The future of light
The lighting market is constantly changing. LEDs and OLEDs are now positioned to replace classic lighting in residential and professional spaces. These increasingly efficient and innovative lighting solutions will change the way the world looks to the future of lighting. At Verbatim, our innovative Violet Chip technology and OLED panels combined with the backing of our parent company, Mitsubishi Chemical Holdings Corporation (MCHC), position us as a leader in this market.
Visit the technology section of this site to find additional information on our innovative Violet Chip and OLED offerings.
The LED (Light Emitting Diode) was first discovered almost a century ago. In the early 1960’s the first practical devices were developed in the US. These were red LEDs used for indicators and alphanumeric displays. Since then blue, green and violet light emitting LEDs have been developed and research has concentrated on achieving lower costs with higher light output and efficiency.

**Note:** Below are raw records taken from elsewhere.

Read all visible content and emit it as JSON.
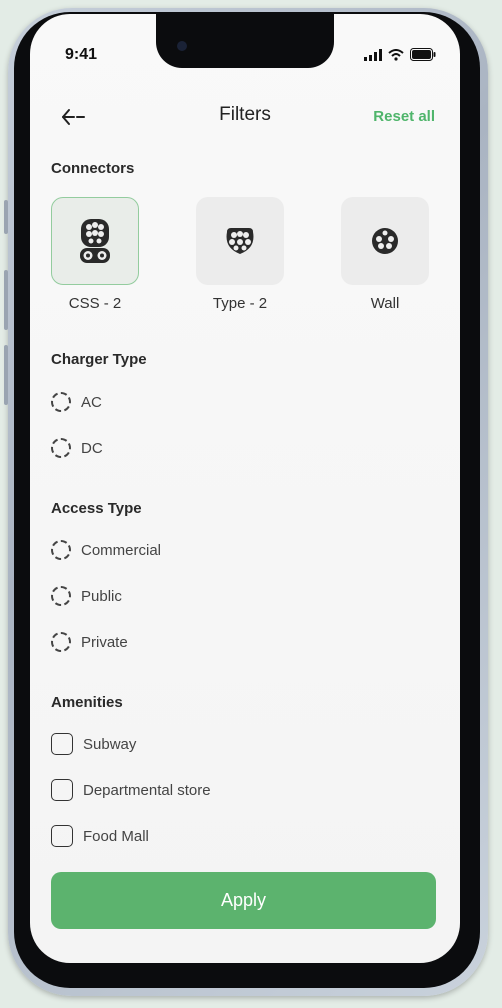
{
  "status_bar": {
    "time": "9:41"
  },
  "header": {
    "title": "Filters",
    "reset_label": "Reset all"
  },
  "connectors": {
    "title": "Connectors",
    "items": [
      {
        "label": "CSS - 2",
        "selected": true,
        "icon": "ccs2-connector-icon"
      },
      {
        "label": "Type - 2",
        "selected": false,
        "icon": "type2-connector-icon"
      },
      {
        "label": "Wall",
        "selected": false,
        "icon": "wall-connector-icon"
      }
    ]
  },
  "charger_type": {
    "title": "Charger Type",
    "options": [
      {
        "label": "AC"
      },
      {
        "label": "DC"
      }
    ]
  },
  "access_type": {
    "title": "Access Type",
    "options": [
      {
        "label": "Commercial"
      },
      {
        "label": "Public"
      },
      {
        "label": "Private"
      }
    ]
  },
  "amenities": {
    "title": "Amenities",
    "options": [
      {
        "label": "Subway"
      },
      {
        "label": "Departmental store"
      },
      {
        "label": "Food Mall"
      }
    ]
  },
  "apply_label": "Apply",
  "colors": {
    "accent": "#5cb36e",
    "link": "#4fb56b",
    "selected_border": "#93cc9e"
  }
}
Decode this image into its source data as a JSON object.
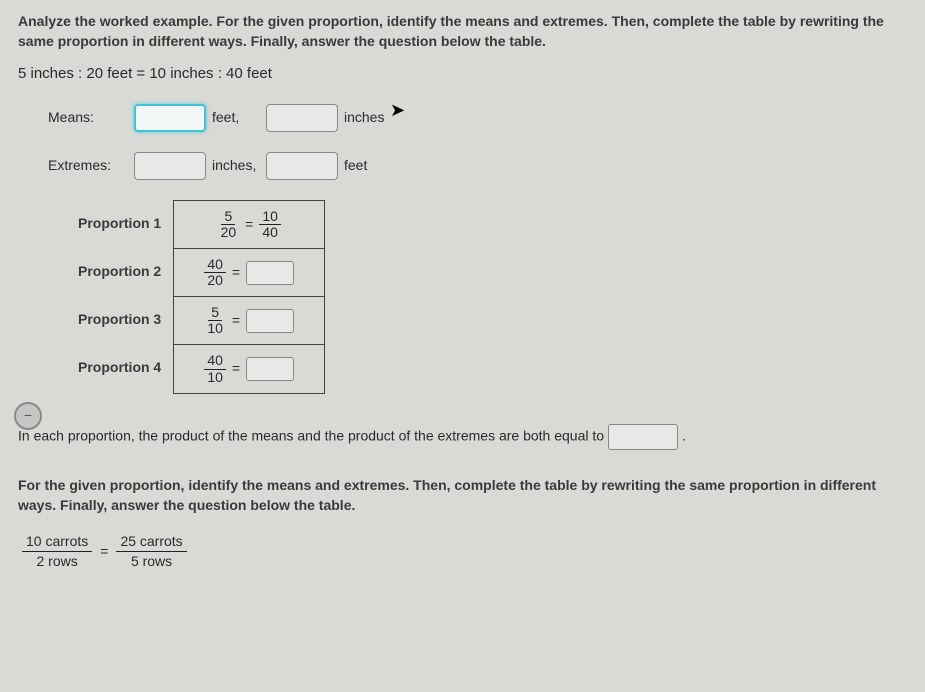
{
  "instruction1": "Analyze the worked example. For the given proportion, identify the means and extremes. Then, complete the table by rewriting the same proportion in different ways. Finally, answer the question below the table.",
  "ratio_line": "5 inches : 20 feet = 10 inches : 40 feet",
  "means": {
    "label": "Means:",
    "unit1": "feet,",
    "unit2": "inches"
  },
  "extremes": {
    "label": "Extremes:",
    "unit1": "inches,",
    "unit2": "feet"
  },
  "proportions": {
    "p1": {
      "label": "Proportion 1",
      "lhs_num": "5",
      "lhs_den": "20",
      "rhs_num": "10",
      "rhs_den": "40"
    },
    "p2": {
      "label": "Proportion 2",
      "lhs_num": "40",
      "lhs_den": "20"
    },
    "p3": {
      "label": "Proportion 3",
      "lhs_num": "5",
      "lhs_den": "10"
    },
    "p4": {
      "label": "Proportion 4",
      "lhs_num": "40",
      "lhs_den": "10"
    }
  },
  "eq": "=",
  "sentence_prefix": "In each proportion, the product of the means and the product of the extremes are both equal to ",
  "sentence_suffix": ".",
  "instruction2": "For the given proportion, identify the means and extremes. Then, complete the table by rewriting the same proportion in different ways. Finally, answer the question below the table.",
  "ratio2": {
    "l_num": "10 carrots",
    "l_den": "2 rows",
    "r_num": "25 carrots",
    "r_den": "5 rows"
  },
  "side_tab": "−"
}
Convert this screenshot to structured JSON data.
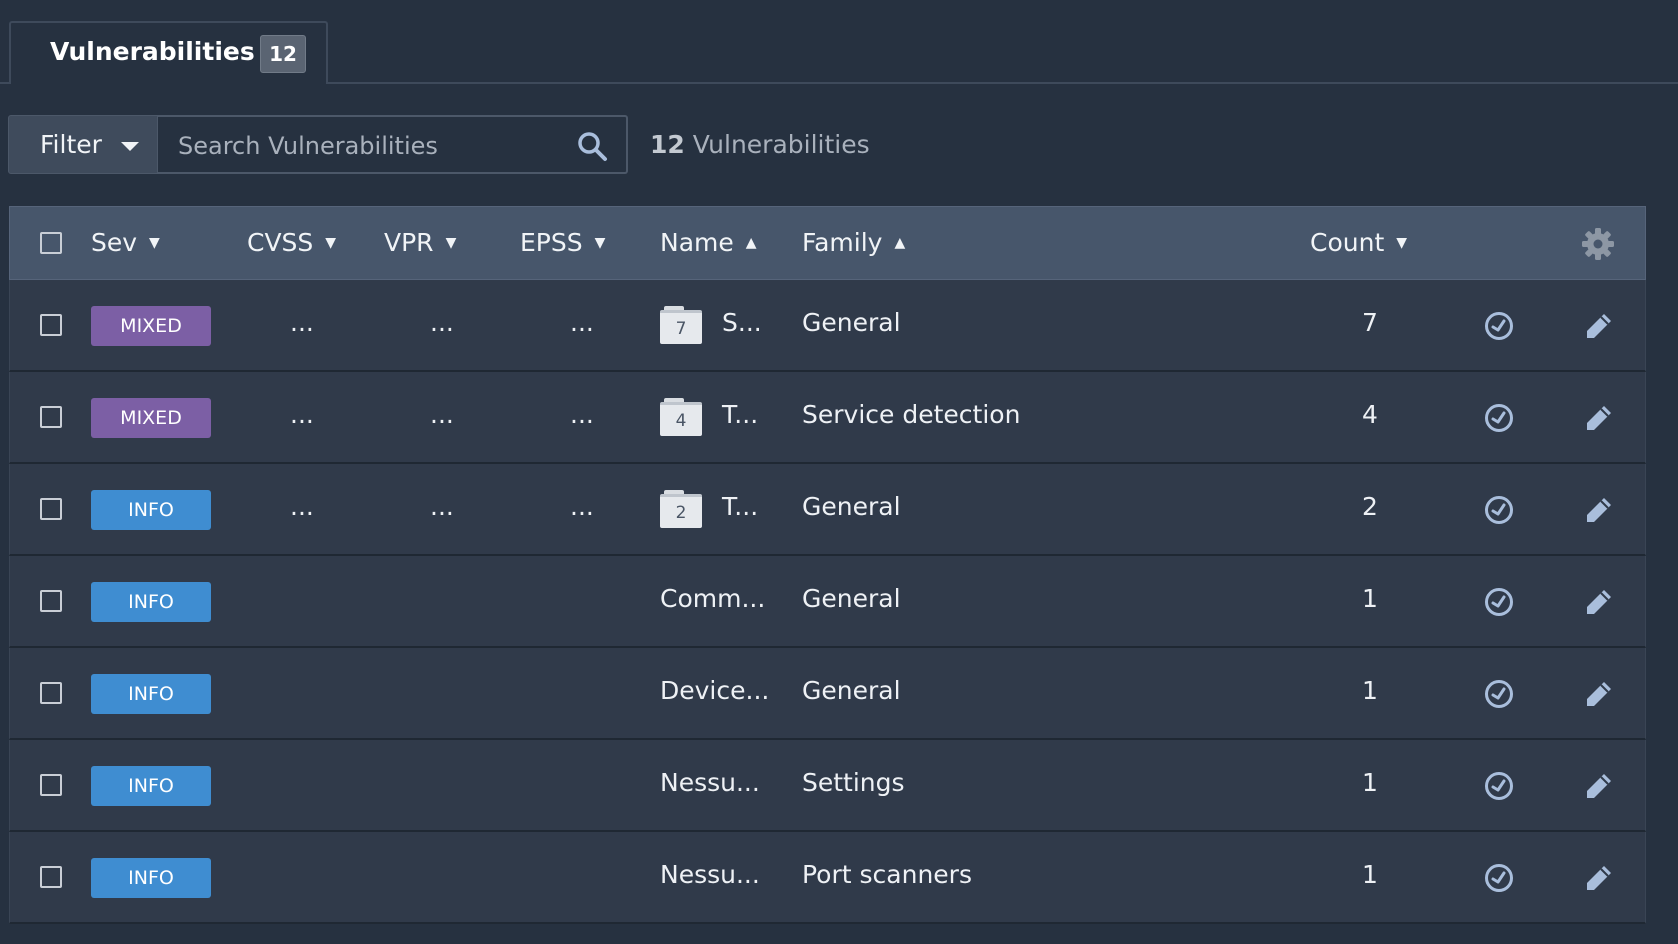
{
  "tab": {
    "label": "Vulnerabilities",
    "badge": "12"
  },
  "toolbar": {
    "filter_label": "Filter",
    "search_placeholder": "Search Vulnerabilities",
    "search_value": "",
    "count_number": "12",
    "count_text": "Vulnerabilities"
  },
  "table": {
    "columns": {
      "sev": "Sev",
      "cvss": "CVSS",
      "vpr": "VPR",
      "epss": "EPSS",
      "name": "Name",
      "family": "Family",
      "count": "Count"
    },
    "rows": [
      {
        "sev": "MIXED",
        "cvss": "...",
        "vpr": "...",
        "epss": "...",
        "group_count": "7",
        "name": "S...",
        "family": "General",
        "count": "7"
      },
      {
        "sev": "MIXED",
        "cvss": "...",
        "vpr": "...",
        "epss": "...",
        "group_count": "4",
        "name": "T...",
        "family": "Service detection",
        "count": "4"
      },
      {
        "sev": "INFO",
        "cvss": "...",
        "vpr": "...",
        "epss": "...",
        "group_count": "2",
        "name": "T...",
        "family": "General",
        "count": "2"
      },
      {
        "sev": "INFO",
        "cvss": "",
        "vpr": "",
        "epss": "",
        "group_count": "",
        "name": "Comm...",
        "family": "General",
        "count": "1"
      },
      {
        "sev": "INFO",
        "cvss": "",
        "vpr": "",
        "epss": "",
        "group_count": "",
        "name": "Device...",
        "family": "General",
        "count": "1"
      },
      {
        "sev": "INFO",
        "cvss": "",
        "vpr": "",
        "epss": "",
        "group_count": "",
        "name": "Nessu...",
        "family": "Settings",
        "count": "1"
      },
      {
        "sev": "INFO",
        "cvss": "",
        "vpr": "",
        "epss": "",
        "group_count": "",
        "name": "Nessu...",
        "family": "Port scanners",
        "count": "1"
      }
    ]
  },
  "colors": {
    "background": "#263140",
    "header": "#47566b",
    "row": "#303a4a",
    "mixed": "#7c5fa5",
    "info": "#3f8dd1",
    "icon": "#a9bedc"
  },
  "icons": {
    "search": "search-icon",
    "gear": "gear-icon",
    "history": "history-icon",
    "edit": "pencil-icon",
    "folder": "folder-icon"
  }
}
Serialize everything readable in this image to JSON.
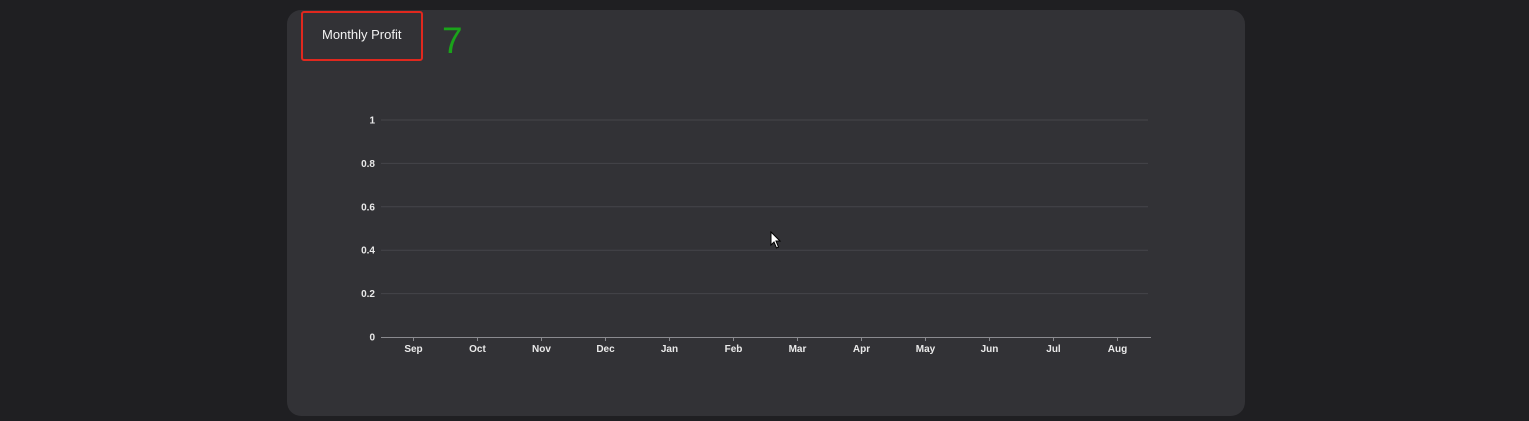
{
  "card": {
    "title": "Monthly Profit",
    "annotation": "7"
  },
  "chart_data": {
    "type": "line",
    "title": "Monthly Profit",
    "xlabel": "",
    "ylabel": "",
    "categories": [
      "Sep",
      "Oct",
      "Nov",
      "Dec",
      "Jan",
      "Feb",
      "Mar",
      "Apr",
      "May",
      "Jun",
      "Jul",
      "Aug"
    ],
    "yticks": [
      "0",
      "0.2",
      "0.4",
      "0.6",
      "0.8",
      "1"
    ],
    "ylim": [
      0,
      1
    ],
    "series": [],
    "grid": true,
    "colors": {
      "grid": "#45454a",
      "axis": "#8a8a8f",
      "tick_label": "#eaeaea"
    }
  }
}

In order to create the white light needed for general lighting the LEDs are surrounded by phosphor materials that transform the monochromatic light from a blue or near-UV LED to broad-spectrum white light. The development and sale of LED substrates, phosphors and encapsulants are a key focus for MCHC.
LED bulbs and lighting fixtures combine the methods and materials described above, electrical circuits to drive the LEDs, an optical lens to extract and focus the light, and heat sinks to maintain the LED’s optimum operating temperature.
Retrofit light bulbs are now available to replace most incandescent and CFL bulbs. The efficiency of an LED bulb is approximately five times that of a standard incandescent bulb, so that even though the initial cost of an LED lamp is higher than the incandescent type the additional cost is more than recovered through the lower energy usage and much longer life of the LED bulb. LED lamps are also environmentally friendly because they lessen the need for power generation and do not contain hazardous materials such as mercury.
Lighting in homes and businesses typically accounts for about 20% of electrical energy use. Conversion of incandescent lighting to LED-based lighting can have a major impact on national energy usage and individual carbon footprints.